“The first year of an administration is certainly more difficult than the last year of an eighth-year second term president’s administration,” he said in the AIA chalet, showing the long view of a seasoned Washington operative. “We went from an environment where we had all the principals in place and the ability to have great interaction for defense, space and FAA and Department of Transportation. Now you really have the top of the house in position, but below that it’s been a little slow in the nominations and the confirmations of political appointees.”

But, he says, “we’ve kept a pretty good continuity of dialogue.” Using Congress as an example, he said AIA had met with each of the 63 new members of the House and Senate after the November elections. To make sure they knew the full extent of the aerospace industry’s influence in their district, maps were sometimes deployed to help show where the jobs are and just how many there are. And, of course, AIA has continued talking with the permanent civil servants who actually execute policy throughout the transition.

But what about the Trump Administration’s continued banging on NATO members to pay up — even though they have until 2024 to do so by our own agreement with them — and the apparent isolationism and trade protectionism of Trump’s commitment to America First? Is that making his job tougher?

“Our interpretation of America First is, let’s be first in great capabilities; let’s be first in American sales. Let’s take advantage of the opportunities there,” Melcher says.

In the meantime, AIA would like to see something we haven’t a heard a peep from them about yet. “We need…a security cooperation reform agenda, to make sure we are letting our companies have an opportunity here,”,” says Melcher. He thinks the aerospace exports business can “double” the $90 billion trade surplus it shows on $146 billion of international sales. The specific restraints on defense exports he cites are the usual ones: ITAR and the MTCR (Missile Technology Control Regime).

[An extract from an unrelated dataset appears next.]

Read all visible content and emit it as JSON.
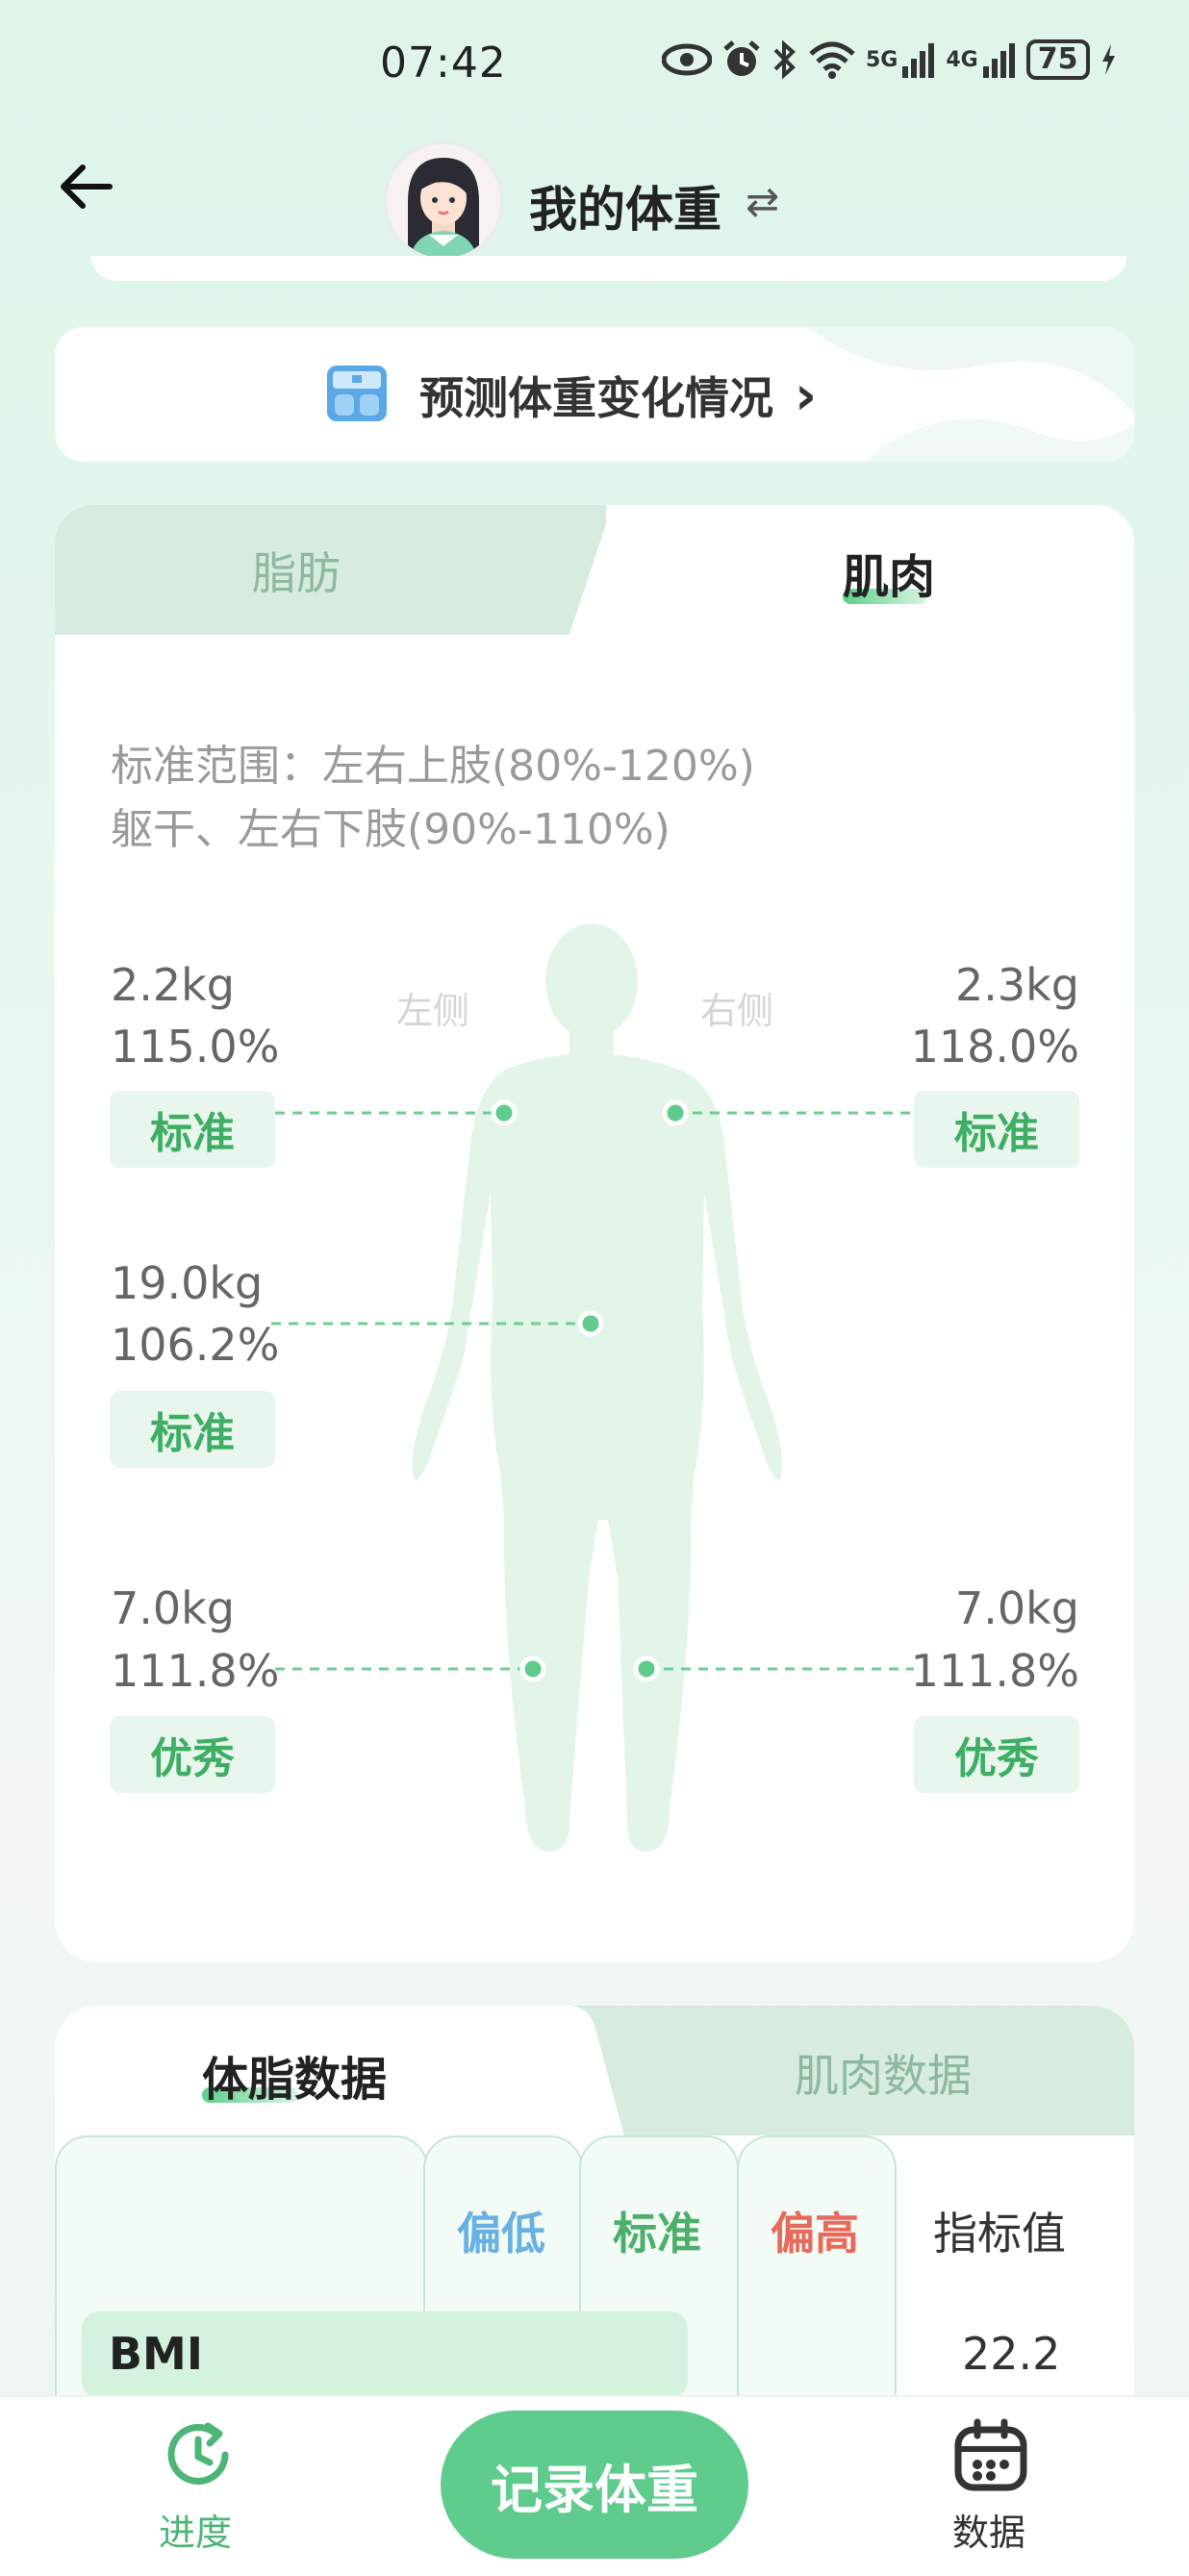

The good news, from AIA’s point of view, is that the Trump Administration is listening. Melcher cites the various panels on trade and regulatory reform that Jared Kushner is leading and notes that eight AIA CEOs are on them so, “we have a conduit for these conversations. That,” he notes, “was not the case in the last administration.”

What do you think?